DATASET RECORDS:
☆ ☆ ☆
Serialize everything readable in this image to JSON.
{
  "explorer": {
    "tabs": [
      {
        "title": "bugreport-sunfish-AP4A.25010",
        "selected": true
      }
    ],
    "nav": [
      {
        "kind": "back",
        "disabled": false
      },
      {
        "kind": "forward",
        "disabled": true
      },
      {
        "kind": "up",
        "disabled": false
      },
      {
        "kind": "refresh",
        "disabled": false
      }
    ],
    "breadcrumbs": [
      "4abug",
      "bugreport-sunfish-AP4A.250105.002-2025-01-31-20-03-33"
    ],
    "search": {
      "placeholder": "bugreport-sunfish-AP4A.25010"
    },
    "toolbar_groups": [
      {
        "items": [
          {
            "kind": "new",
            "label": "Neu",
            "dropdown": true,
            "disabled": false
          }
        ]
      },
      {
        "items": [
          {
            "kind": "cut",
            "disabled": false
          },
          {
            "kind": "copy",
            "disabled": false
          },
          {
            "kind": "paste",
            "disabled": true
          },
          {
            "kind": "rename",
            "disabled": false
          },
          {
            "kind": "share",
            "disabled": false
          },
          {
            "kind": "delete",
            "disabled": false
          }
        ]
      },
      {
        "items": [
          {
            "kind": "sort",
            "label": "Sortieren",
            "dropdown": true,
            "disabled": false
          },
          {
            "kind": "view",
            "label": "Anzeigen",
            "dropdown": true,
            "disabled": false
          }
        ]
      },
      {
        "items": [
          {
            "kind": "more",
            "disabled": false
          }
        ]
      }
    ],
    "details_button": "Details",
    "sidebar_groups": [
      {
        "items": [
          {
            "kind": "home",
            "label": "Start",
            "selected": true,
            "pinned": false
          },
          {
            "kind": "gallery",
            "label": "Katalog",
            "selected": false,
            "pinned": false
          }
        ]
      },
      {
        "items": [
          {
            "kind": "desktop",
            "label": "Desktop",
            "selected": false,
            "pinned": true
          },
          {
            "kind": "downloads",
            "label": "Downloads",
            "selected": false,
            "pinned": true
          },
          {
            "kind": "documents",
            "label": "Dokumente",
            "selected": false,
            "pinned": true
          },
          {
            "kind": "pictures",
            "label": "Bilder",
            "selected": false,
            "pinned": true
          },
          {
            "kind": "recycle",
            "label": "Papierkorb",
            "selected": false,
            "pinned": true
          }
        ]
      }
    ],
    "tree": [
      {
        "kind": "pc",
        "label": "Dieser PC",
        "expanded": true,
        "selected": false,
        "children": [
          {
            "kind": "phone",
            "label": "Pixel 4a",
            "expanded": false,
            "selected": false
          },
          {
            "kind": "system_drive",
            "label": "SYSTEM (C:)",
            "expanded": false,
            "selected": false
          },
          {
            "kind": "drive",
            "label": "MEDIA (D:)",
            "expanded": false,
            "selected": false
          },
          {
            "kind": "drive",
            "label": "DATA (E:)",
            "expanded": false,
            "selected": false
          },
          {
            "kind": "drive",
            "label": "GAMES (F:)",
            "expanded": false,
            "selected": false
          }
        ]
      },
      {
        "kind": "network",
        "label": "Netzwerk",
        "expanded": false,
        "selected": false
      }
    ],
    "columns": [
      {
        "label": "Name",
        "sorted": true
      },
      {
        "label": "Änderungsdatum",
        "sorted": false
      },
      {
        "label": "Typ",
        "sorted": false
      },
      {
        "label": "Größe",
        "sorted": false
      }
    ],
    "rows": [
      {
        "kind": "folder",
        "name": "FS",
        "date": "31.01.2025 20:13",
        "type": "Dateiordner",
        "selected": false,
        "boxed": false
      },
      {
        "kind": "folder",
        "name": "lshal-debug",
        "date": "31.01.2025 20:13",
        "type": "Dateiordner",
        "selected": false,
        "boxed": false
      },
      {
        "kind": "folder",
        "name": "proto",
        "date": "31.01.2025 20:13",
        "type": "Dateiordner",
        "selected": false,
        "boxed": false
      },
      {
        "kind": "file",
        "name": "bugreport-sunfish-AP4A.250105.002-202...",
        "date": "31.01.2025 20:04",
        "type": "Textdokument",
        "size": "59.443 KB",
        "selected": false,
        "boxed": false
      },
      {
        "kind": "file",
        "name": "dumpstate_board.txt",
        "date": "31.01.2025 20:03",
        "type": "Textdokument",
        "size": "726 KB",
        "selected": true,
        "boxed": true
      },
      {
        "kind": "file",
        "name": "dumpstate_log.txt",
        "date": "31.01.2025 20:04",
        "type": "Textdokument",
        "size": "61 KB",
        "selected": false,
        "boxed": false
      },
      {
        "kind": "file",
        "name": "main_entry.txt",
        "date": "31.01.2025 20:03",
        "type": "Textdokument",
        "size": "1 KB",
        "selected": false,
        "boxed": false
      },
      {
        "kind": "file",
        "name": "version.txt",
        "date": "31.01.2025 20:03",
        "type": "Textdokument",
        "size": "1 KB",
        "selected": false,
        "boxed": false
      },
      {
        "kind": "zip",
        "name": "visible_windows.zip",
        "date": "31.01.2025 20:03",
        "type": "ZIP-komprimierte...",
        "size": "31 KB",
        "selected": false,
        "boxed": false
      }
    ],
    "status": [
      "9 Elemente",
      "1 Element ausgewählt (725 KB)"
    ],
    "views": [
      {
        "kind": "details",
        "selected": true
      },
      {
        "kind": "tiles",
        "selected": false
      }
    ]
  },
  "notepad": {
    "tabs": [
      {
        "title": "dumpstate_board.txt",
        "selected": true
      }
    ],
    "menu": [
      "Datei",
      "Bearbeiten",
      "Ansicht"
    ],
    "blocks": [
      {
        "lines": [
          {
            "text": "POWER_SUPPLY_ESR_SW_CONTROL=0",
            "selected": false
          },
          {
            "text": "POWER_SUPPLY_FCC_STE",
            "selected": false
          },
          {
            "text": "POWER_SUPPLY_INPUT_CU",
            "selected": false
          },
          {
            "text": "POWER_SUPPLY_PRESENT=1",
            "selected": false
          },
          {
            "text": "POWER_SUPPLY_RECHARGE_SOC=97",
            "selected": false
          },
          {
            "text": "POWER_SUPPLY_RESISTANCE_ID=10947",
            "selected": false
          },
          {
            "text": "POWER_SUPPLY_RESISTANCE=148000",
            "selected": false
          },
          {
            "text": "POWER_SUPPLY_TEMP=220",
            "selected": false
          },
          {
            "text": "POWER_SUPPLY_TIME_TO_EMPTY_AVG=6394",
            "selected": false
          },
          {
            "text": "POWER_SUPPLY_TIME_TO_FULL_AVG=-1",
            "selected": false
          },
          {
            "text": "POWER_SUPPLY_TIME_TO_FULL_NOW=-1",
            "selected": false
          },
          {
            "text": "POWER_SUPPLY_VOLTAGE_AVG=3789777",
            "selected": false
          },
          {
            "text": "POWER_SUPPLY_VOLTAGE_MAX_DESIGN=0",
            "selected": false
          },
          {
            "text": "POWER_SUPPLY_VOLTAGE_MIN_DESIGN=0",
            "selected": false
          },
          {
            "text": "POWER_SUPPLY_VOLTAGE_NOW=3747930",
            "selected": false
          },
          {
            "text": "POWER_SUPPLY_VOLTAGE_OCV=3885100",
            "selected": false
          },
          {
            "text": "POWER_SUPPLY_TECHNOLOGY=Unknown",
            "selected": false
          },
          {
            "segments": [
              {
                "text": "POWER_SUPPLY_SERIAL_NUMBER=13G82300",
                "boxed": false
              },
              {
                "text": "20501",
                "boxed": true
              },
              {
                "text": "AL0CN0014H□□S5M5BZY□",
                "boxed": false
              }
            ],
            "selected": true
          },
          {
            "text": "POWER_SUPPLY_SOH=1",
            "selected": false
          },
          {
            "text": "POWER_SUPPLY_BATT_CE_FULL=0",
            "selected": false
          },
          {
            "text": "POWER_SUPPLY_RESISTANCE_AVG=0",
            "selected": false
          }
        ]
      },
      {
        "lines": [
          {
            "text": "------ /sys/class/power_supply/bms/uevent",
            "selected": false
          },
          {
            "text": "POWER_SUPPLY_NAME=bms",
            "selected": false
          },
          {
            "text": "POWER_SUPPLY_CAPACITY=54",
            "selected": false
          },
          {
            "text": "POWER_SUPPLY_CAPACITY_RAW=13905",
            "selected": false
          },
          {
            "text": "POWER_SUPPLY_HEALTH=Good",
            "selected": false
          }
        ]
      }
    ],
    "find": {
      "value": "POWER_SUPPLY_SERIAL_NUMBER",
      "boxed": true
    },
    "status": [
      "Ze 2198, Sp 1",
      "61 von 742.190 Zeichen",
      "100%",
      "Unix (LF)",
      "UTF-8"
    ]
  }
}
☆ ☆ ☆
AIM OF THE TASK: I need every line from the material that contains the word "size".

PROBLEM SOLUTION:
        "size": "59.443 KB",
        "size": "726 KB",
        "size": "61 KB",
        "size": "1 KB",
        "size": "1 KB",
        "size": "31 KB",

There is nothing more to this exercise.